Remineralising toothpaste – do homemade recipes really work?

Remineralising toothpaste – do homemade recipes really work?

Remineralisation and demineralisation are a natural process that affects the enamel (outer layer) of the tooth’s surface.  The tooth’s enamel is the most mineralised part of the human body with about 98% of it is made up of a substance called hydroxy apatite, which consists mostly of phosphate and calcium.  When acids come in contact with the tooth’s enamel, these can cause it to slowly dissolve. This is the process of demineralisation. Fortunately, there is a reversal of this process. Remineralisation can occur when the mouth becomes pH neutral. Saliva rich in calcium and phosphate creates apatite crystals which slowly repair the enamel.


When demineralisation rates are greater than remineralisation rates for extended periods, teeth will start to decay. Studies in the US have shown 79% of adults have moderate tooth decay, caused by juices and soft drinks#.  A few early signs of demineralisation are white spots and some discolouration of the tooth’s surface. Left unchecked, these lead to the formation of cavities. The dental consensus is that once the enamel has been breached, or close to being breached then intervention in the form of fillings are required as the remineralisation process is not sufficient to repair a cavity. It is important to stop demineralisation early and drive the remineralisation process.


Acid in the mouth is the main cause of demineralisation. But where do acids come from?

The food you eat has the biggest impact on the acidity of your saliva. Some foods we eat are acidic enough to start dissolving the tooths surface. We all think of the culprit foods to be soft drink (cola is the worst), juices and lollies. However, common foods like wine, nuts, wheat, pork and processed foods are also major contributors. Then there are sugars and carbohydrates we eat. Bacteria on the tooths surface consume the sugars and output acids on to the tooth’s surface.

Dentists generally agree that the first step to maintaining healthy teeth is having a healthy diet – a diet low in sugars and processed foods, but high in essential minerals. Numerous highly ranked articles using Google search on “remineralisation” discuss natural ways to naturally remineralise teeth and avoid demineralisation. Many of these articles reference work undertaken by Dr Weston. He proposed that phytic acids found in many foods were the greatest cause of decay. Numerous related articles and blogs discuss drastically reducing or eliminating specific foods or food groups known to have medium to high levels of phytic acids in an attempt to minimise demineralisation rates.  Many health commentators advocate well-balanced diets as being important. Removing key foods or food groups can have other negative impacts on overall health and wellbeing, and is contradictory to dietary advice given by healthcare professionals. With today’s eating habits it is difficult for most people to maintain a diet low in sugars and phytic acids long term. Combing a healthy varied diet with a habitual teeth cleaning regimen (twice daily tooth brushing) using a quality scientifically proven remineralising toothpaste is a more balanced effective solution.

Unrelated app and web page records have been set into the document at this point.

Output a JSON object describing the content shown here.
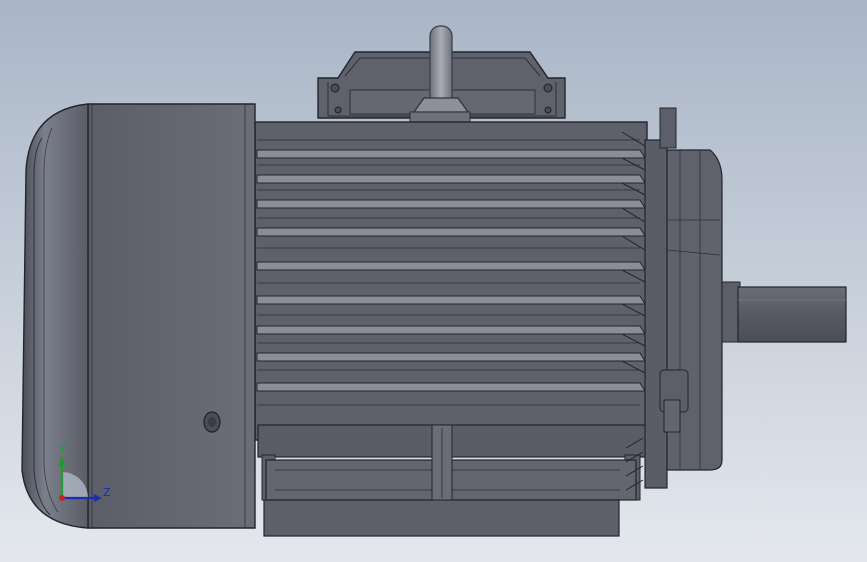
{
  "viewport": {
    "background_top": "#a9b5c6",
    "background_bottom": "#e4e8ee"
  },
  "model": {
    "body_color": "#5d606b",
    "edge_color": "#23252b",
    "highlight_color": "#8c909c",
    "shadow_color": "#3e4049"
  },
  "triad": {
    "y_label": "Y",
    "z_label": "Z",
    "y_color": "#1f9d2a",
    "z_color": "#1a2fb0",
    "x_color": "#c0282a"
  }
}
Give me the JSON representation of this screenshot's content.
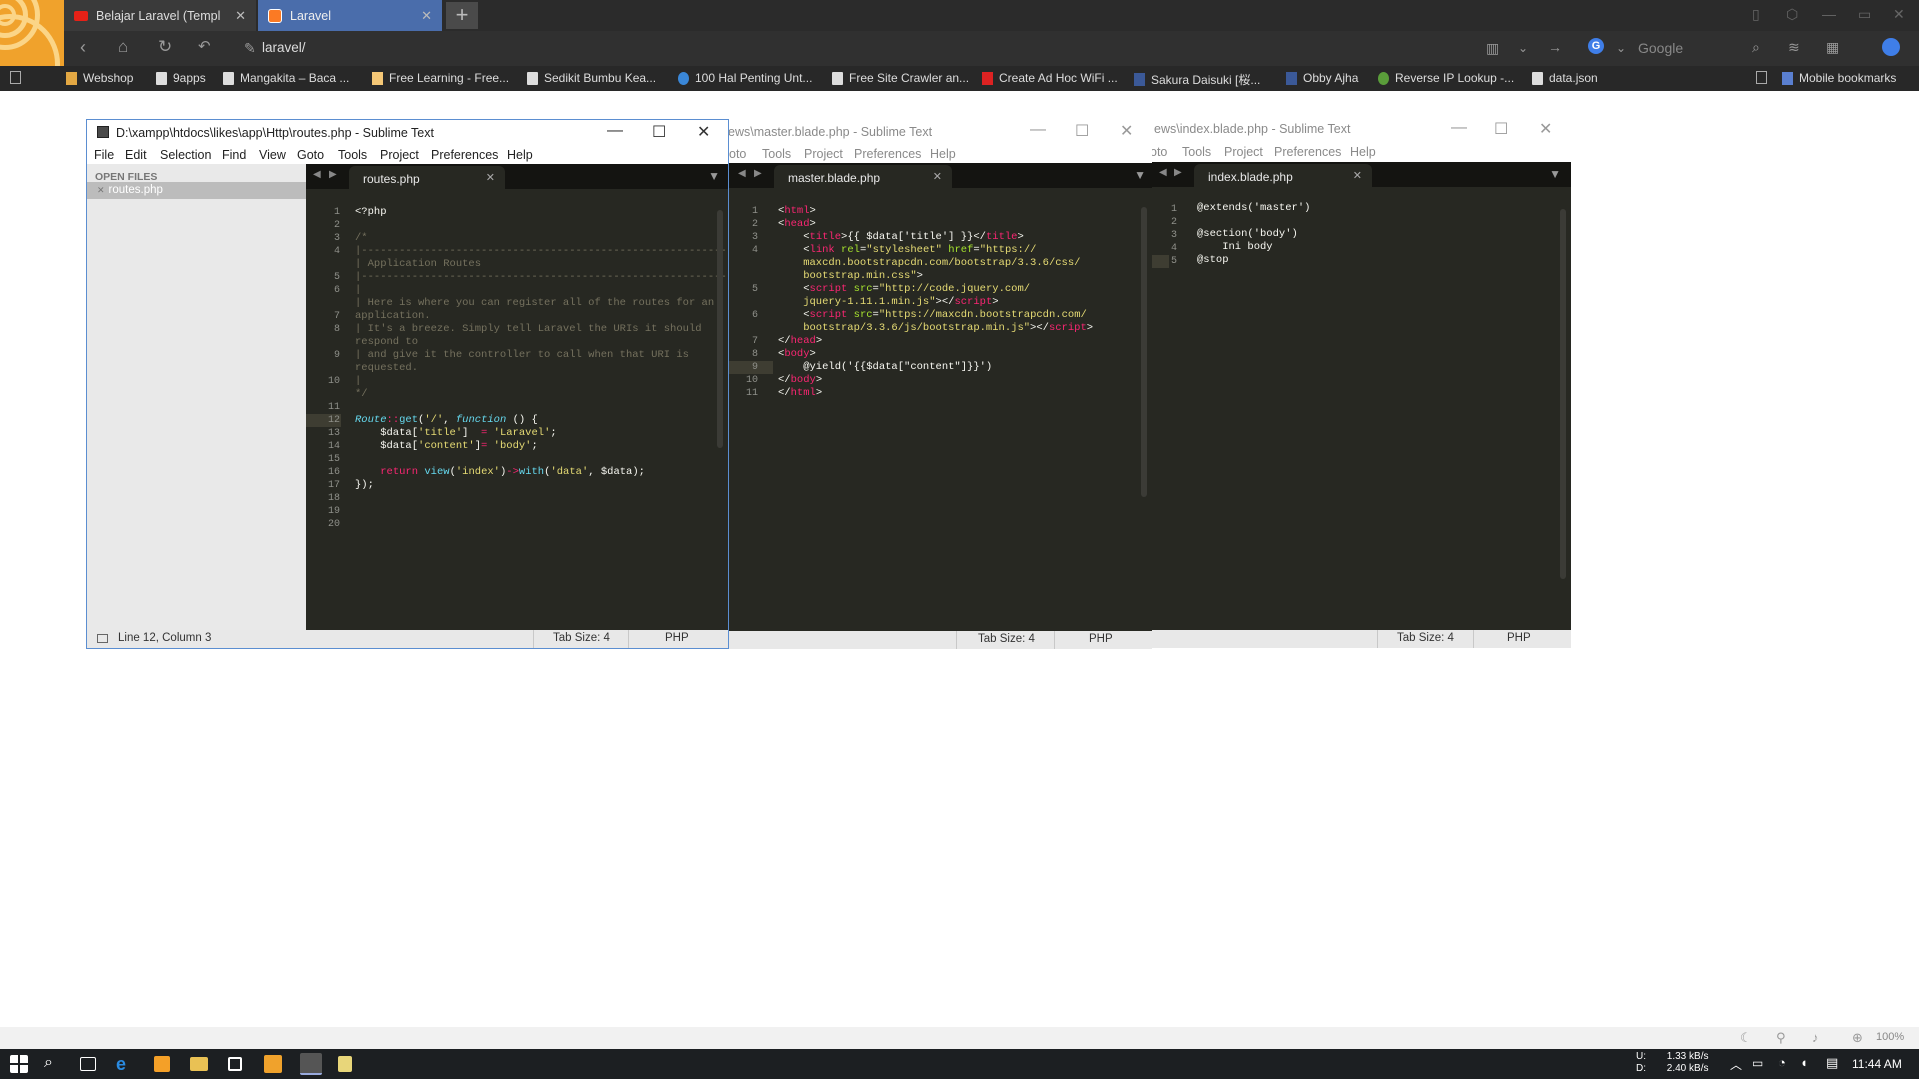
{
  "browser": {
    "tabs": [
      {
        "title": "Belajar Laravel (Templ",
        "active": false
      },
      {
        "title": "Laravel",
        "active": true
      }
    ],
    "address": "laravel/",
    "search_placeholder": "Google",
    "bookmarks": [
      "Webshop",
      "9apps",
      "Mangakita – Baca ...",
      "Free Learning - Free...",
      "Sedikit Bumbu Kea...",
      "100 Hal Penting Unt...",
      "Free Site Crawler an...",
      "Create Ad Hoc WiFi ...",
      "Sakura Daisuki [桜...",
      "Obby Ajha",
      "Reverse IP Lookup -...",
      "data.json"
    ],
    "mobile_bookmarks": "Mobile bookmarks"
  },
  "editor_windows": [
    {
      "title": "D:\\xampp\\htdocs\\likes\\app\\Http\\routes.php - Sublime Text",
      "menu": [
        "File",
        "Edit",
        "Selection",
        "Find",
        "View",
        "Goto",
        "Tools",
        "Project",
        "Preferences",
        "Help"
      ],
      "sidebar_header": "OPEN FILES",
      "open_file": "routes.php",
      "tab": "routes.php",
      "status_left": "Line 12, Column 3",
      "tab_size": "Tab Size: 4",
      "syntax": "PHP"
    },
    {
      "title": "ews\\master.blade.php - Sublime Text",
      "menu": [
        "oto",
        "Tools",
        "Project",
        "Preferences",
        "Help"
      ],
      "tab": "master.blade.php",
      "tab_size": "Tab Size: 4",
      "syntax": "PHP"
    },
    {
      "title": "ews\\index.blade.php - Sublime Text",
      "menu": [
        "oto",
        "Tools",
        "Project",
        "Preferences",
        "Help"
      ],
      "tab": "index.blade.php",
      "tab_size": "Tab Size: 4",
      "syntax": "PHP"
    }
  ],
  "routes_code": [
    [
      [
        "pl",
        "<?php"
      ]
    ],
    [],
    [
      [
        "cm",
        "/*"
      ]
    ],
    [
      [
        "cm",
        "|--------------------------------------------------------------------------"
      ]
    ],
    [
      [
        "cm",
        "| Application Routes"
      ]
    ],
    [
      [
        "cm",
        "|--------------------------------------------------------------------------"
      ]
    ],
    [
      [
        "cm",
        "|"
      ]
    ],
    [
      [
        "cm",
        "| Here is where you can register all of the routes for an"
      ]
    ],
    [
      [
        "cm",
        "application."
      ]
    ],
    [
      [
        "cm",
        "| It's a breeze. Simply tell Laravel the URIs it should"
      ]
    ],
    [
      [
        "cm",
        "respond to"
      ]
    ],
    [
      [
        "cm",
        "| and give it the controller to call when that URI is"
      ]
    ],
    [
      [
        "cm",
        "requested."
      ]
    ],
    [
      [
        "cm",
        "|"
      ]
    ],
    [
      [
        "cm",
        "*/"
      ]
    ],
    [],
    [
      [
        "ty",
        "Route"
      ],
      [
        "kw",
        "::"
      ],
      [
        "fn",
        "get"
      ],
      [
        "pl",
        "("
      ],
      [
        "st",
        "'/'"
      ],
      [
        "pl",
        ", "
      ],
      [
        "ty",
        "function"
      ],
      [
        "pl",
        " () {"
      ]
    ],
    [
      [
        "pl",
        "    $data["
      ],
      [
        "st",
        "'title'"
      ],
      [
        "pl",
        "]  "
      ],
      [
        "kw",
        "="
      ],
      [
        "pl",
        " "
      ],
      [
        "st",
        "'Laravel'"
      ],
      [
        "pl",
        ";"
      ]
    ],
    [
      [
        "pl",
        "    $data["
      ],
      [
        "st",
        "'content'"
      ],
      [
        "pl",
        "]"
      ],
      [
        "kw",
        "="
      ],
      [
        "pl",
        " "
      ],
      [
        "st",
        "'body'"
      ],
      [
        "pl",
        ";"
      ]
    ],
    [],
    [
      [
        "pl",
        "    "
      ],
      [
        "kw",
        "return"
      ],
      [
        "pl",
        " "
      ],
      [
        "fn",
        "view"
      ],
      [
        "pl",
        "("
      ],
      [
        "st",
        "'index'"
      ],
      [
        "pl",
        ")"
      ],
      [
        "kw",
        "->"
      ],
      [
        "fn",
        "with"
      ],
      [
        "pl",
        "("
      ],
      [
        "st",
        "'data'"
      ],
      [
        "pl",
        ", $data);"
      ]
    ],
    [
      [
        "pl",
        "});"
      ]
    ],
    []
  ],
  "routes_gutter": [
    "1",
    "2",
    "3",
    "4",
    "",
    "5",
    "6",
    "",
    "7",
    "8",
    "",
    "9",
    "",
    "10",
    "",
    "11",
    "12",
    "13",
    "14",
    "15",
    "16",
    "17",
    "18",
    "19",
    "20"
  ],
  "master_code": [
    [
      [
        "pl",
        "<"
      ],
      [
        "kw",
        "html"
      ],
      [
        "pl",
        ">"
      ]
    ],
    [
      [
        "pl",
        "<"
      ],
      [
        "kw",
        "head"
      ],
      [
        "pl",
        ">"
      ]
    ],
    [
      [
        "pl",
        "    <"
      ],
      [
        "kw",
        "title"
      ],
      [
        "pl",
        ">{{ $data['title'] }}</"
      ],
      [
        "kw",
        "title"
      ],
      [
        "pl",
        ">"
      ]
    ],
    [
      [
        "pl",
        "    <"
      ],
      [
        "kw",
        "link"
      ],
      [
        "pl",
        " "
      ],
      [
        "at",
        "rel"
      ],
      [
        "pl",
        "="
      ],
      [
        "st",
        "\"stylesheet\""
      ],
      [
        "pl",
        " "
      ],
      [
        "at",
        "href"
      ],
      [
        "pl",
        "="
      ],
      [
        "st",
        "\"https://"
      ]
    ],
    [
      [
        "st",
        "    maxcdn.bootstrapcdn.com/bootstrap/3.3.6/css/"
      ]
    ],
    [
      [
        "st",
        "    bootstrap.min.css\""
      ],
      [
        "pl",
        ">"
      ]
    ],
    [
      [
        "pl",
        "    <"
      ],
      [
        "kw",
        "script"
      ],
      [
        "pl",
        " "
      ],
      [
        "at",
        "src"
      ],
      [
        "pl",
        "="
      ],
      [
        "st",
        "\"http://code.jquery.com/"
      ]
    ],
    [
      [
        "st",
        "    jquery-1.11.1.min.js\""
      ],
      [
        "pl",
        "></"
      ],
      [
        "kw",
        "script"
      ],
      [
        "pl",
        ">"
      ]
    ],
    [
      [
        "pl",
        "    <"
      ],
      [
        "kw",
        "script"
      ],
      [
        "pl",
        " "
      ],
      [
        "at",
        "src"
      ],
      [
        "pl",
        "="
      ],
      [
        "st",
        "\"https://maxcdn.bootstrapcdn.com/"
      ]
    ],
    [
      [
        "st",
        "    bootstrap/3.3.6/js/bootstrap.min.js\""
      ],
      [
        "pl",
        "></"
      ],
      [
        "kw",
        "script"
      ],
      [
        "pl",
        ">"
      ]
    ],
    [
      [
        "pl",
        "</"
      ],
      [
        "kw",
        "head"
      ],
      [
        "pl",
        ">"
      ]
    ],
    [
      [
        "pl",
        "<"
      ],
      [
        "kw",
        "body"
      ],
      [
        "pl",
        ">"
      ]
    ],
    [
      [
        "pl",
        "    @yield('{{$data[\"content\"]}}')"
      ]
    ],
    [
      [
        "pl",
        "</"
      ],
      [
        "kw",
        "body"
      ],
      [
        "pl",
        ">"
      ]
    ],
    [
      [
        "pl",
        "</"
      ],
      [
        "kw",
        "html"
      ],
      [
        "pl",
        ">"
      ]
    ]
  ],
  "master_gutter": [
    "1",
    "2",
    "3",
    "4",
    "",
    "",
    "5",
    "",
    "6",
    "",
    "7",
    "8",
    "9",
    "10",
    "11"
  ],
  "index_code": [
    [
      [
        "pl",
        "@extends('master')"
      ]
    ],
    [],
    [
      [
        "pl",
        "@section('body')"
      ]
    ],
    [
      [
        "pl",
        "    Ini body"
      ]
    ],
    [
      [
        "pl",
        "@stop"
      ]
    ]
  ],
  "index_gutter": [
    "1",
    "2",
    "3",
    "4",
    "5"
  ],
  "taskbar": {
    "upload": "1.33 kB/s",
    "download": "2.40 kB/s",
    "up_label": "U:",
    "down_label": "D:",
    "clock": "11:44 AM",
    "zoom": "100%"
  },
  "colors": {
    "browser_active_tab": "#4a6dab",
    "sublime_bg": "#272822",
    "logo": "#f0a22c"
  }
}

Calcium and phosphate are essential for remineralisation, with fluoride being a catalyst. Researchers have spent decades trying to solve the complexity of adding bioavailable phosphate and calcium to toothpaste, to enhance remineralisation rates. Homemade formulations on the web do appear to have merit and can potentially drive remineralisation rates, however, data is lacking as to how much the remineralisation rate is increased and for how long. Some remineralisation formulations may not be delivering any incremental benefits over natural remineralisation at all, and may lead users into a false sense of security.

Optimal remineralization depends on the enamel surface’s being exposed to low concentrations of calcium, phosphate and fluoride for prolonged periods.

Prof: Garcia-Godoy

Editor: American Journal of Dentistry

BioMinF, a new remineralising toothpaste, based on 10 years of research conducted at Queen Mary University of London. BioMin F has a unique slow release patented formula, that effectively delivers essential calcium and phosphate to the tooth’s surface. As acids levels increase BioMin F, releases additional calcium and phosphate ions and helps neutralise the acids. Effectively stopping demineralisation and promoting remineralisation.


BioMin F‘s slow release formula enables BioMinF to use low doses of fluoride to drive the remineralisation rate.  The levels of fluoride in BioMinF are comparable to those found in children’s toothpaste. Therefore, BioMinF can be used by all members of the family from 6 years onwards.

BioMinC a non-fluoride formula that will be available in 2018.

#Okunseri C, Wong MC, Yau DT, McGrath C, Szabo A. The relationship between consumption of beverages and tooth wear among adults in the United States. J Public Health Dent. 2015;75(4):274–281.

BioMinF responds to sugars and acids to prevent decay.

BioMin F delivers essential calcium and phosphate to the tooths surface, with a low dose fluoride content